=== TASK TO CARRY OUT ===
Nothing in the records may be dropped. Retype them all exactly.

=== INPUT MATERIAL ===
========

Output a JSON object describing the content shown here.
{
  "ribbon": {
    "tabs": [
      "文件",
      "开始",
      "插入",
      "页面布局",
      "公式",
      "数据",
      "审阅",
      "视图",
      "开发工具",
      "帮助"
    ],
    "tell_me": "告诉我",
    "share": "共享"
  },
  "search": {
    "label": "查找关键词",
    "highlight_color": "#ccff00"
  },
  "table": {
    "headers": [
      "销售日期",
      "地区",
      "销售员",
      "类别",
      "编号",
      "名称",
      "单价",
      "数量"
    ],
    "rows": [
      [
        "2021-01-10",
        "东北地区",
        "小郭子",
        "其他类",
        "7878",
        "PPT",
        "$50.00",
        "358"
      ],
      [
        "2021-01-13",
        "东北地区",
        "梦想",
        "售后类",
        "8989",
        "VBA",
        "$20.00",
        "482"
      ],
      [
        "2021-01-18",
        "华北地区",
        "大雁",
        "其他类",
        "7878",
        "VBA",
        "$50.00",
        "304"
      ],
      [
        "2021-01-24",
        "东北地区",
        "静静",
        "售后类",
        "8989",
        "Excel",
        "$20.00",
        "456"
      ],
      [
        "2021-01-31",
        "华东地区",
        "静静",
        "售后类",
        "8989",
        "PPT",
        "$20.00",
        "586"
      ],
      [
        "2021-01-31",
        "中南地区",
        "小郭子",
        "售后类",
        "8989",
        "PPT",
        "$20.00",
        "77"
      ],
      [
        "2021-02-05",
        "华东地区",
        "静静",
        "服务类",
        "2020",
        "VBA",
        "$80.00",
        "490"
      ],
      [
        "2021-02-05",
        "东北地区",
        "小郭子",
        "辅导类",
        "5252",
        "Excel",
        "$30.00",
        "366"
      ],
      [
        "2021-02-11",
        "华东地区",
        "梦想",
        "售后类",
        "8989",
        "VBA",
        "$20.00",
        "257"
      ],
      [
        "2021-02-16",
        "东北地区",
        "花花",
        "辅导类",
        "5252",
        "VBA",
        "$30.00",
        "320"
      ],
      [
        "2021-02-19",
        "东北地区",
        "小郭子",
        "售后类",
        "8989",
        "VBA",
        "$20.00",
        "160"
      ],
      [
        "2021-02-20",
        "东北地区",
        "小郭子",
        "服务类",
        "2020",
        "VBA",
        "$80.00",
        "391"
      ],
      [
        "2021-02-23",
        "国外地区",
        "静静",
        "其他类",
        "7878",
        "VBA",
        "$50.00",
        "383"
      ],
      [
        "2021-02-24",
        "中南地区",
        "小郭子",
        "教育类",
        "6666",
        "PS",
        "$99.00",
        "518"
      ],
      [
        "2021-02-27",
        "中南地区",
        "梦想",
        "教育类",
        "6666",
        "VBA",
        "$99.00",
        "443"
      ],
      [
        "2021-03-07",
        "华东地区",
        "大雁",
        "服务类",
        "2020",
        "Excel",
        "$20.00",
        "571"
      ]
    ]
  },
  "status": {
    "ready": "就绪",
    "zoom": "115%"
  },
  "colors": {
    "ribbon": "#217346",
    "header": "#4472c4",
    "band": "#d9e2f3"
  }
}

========

=== SOLUTION TO THIS PROBLEM ===
Output a JSON object describing the content shown here.
{
  "ribbon": {
    "tabs": [
      "文件",
      "开始",
      "插入",
      "页面布局",
      "公式",
      "数据",
      "审阅",
      "视图",
      "开发工具",
      "帮助"
    ],
    "tell_me": "告诉我",
    "share": "共享"
  },
  "search": {
    "label": "查找关键词",
    "highlight_color": "#ccff00"
  },
  "table": {
    "headers": [
      "销售日期",
      "地区",
      "销售员",
      "类别",
      "编号",
      "名称",
      "单价",
      "数量"
    ],
    "rows": [
      [
        "2021-01-10",
        "东北地区",
        "小郭子",
        "其他类",
        "7878",
        "PPT",
        "$50.00",
        "358"
      ],
      [
        "2021-01-13",
        "东北地区",
        "梦想",
        "售后类",
        "8989",
        "VBA",
        "$20.00",
        "482"
      ],
      [
        "2021-01-18",
        "华北地区",
        "大雁",
        "其他类",
        "7878",
        "VBA",
        "$50.00",
        "304"
      ],
      [
        "2021-01-24",
        "东北地区",
        "静静",
        "售后类",
        "8989",
        "Excel",
        "$20.00",
        "456"
      ],
      [
        "2021-01-31",
        "华东地区",
        "静静",
        "售后类",
        "8989",
        "PPT",
        "$20.00",
        "586"
      ],
      [
        "2021-01-31",
        "中南地区",
        "小郭子",
        "售后类",
        "8989",
        "PPT",
        "$20.00",
        "77"
      ],
      [
        "2021-02-05",
        "华东地区",
        "静静",
        "服务类",
        "2020",
        "VBA",
        "$80.00",
        "490"
      ],
      [
        "2021-02-05",
        "东北地区",
        "小郭子",
        "辅导类",
        "5252",
        "Excel",
        "$30.00",
        "366"
      ],
      [
        "2021-02-11",
        "华东地区",
        "梦想",
        "售后类",
        "8989",
        "VBA",
        "$20.00",
        "257"
      ],
      [
        "2021-02-16",
        "东北地区",
        "花花",
        "辅导类",
        "5252",
        "VBA",
        "$30.00",
        "320"
      ],
      [
        "2021-02-19",
        "东北地区",
        "小郭子",
        "售后类",
        "8989",
        "VBA",
        "$20.00",
        "160"
      ],
      [
        "2021-02-20",
        "东北地区",
        "小郭子",
        "服务类",
        "2020",
        "VBA",
        "$80.00",
        "391"
      ],
      [
        "2021-02-23",
        "国外地区",
        "静静",
        "其他类",
        "7878",
        "VBA",
        "$50.00",
        "383"
      ],
      [
        "2021-02-24",
        "中南地区",
        "小郭子",
        "教育类",
        "6666",
        "PS",
        "$99.00",
        "518"
      ],
      [
        "2021-02-27",
        "中南地区",
        "梦想",
        "教育类",
        "6666",
        "VBA",
        "$99.00",
        "443"
      ],
      [
        "2021-03-07",
        "华东地区",
        "大雁",
        "服务类",
        "2020",
        "Excel",
        "$20.00",
        "571"
      ]
    ]
  },
  "status": {
    "ready": "就绪",
    "zoom": "115%"
  },
  "colors": {
    "ribbon": "#217346",
    "header": "#4472c4",
    "band": "#d9e2f3"
  }
}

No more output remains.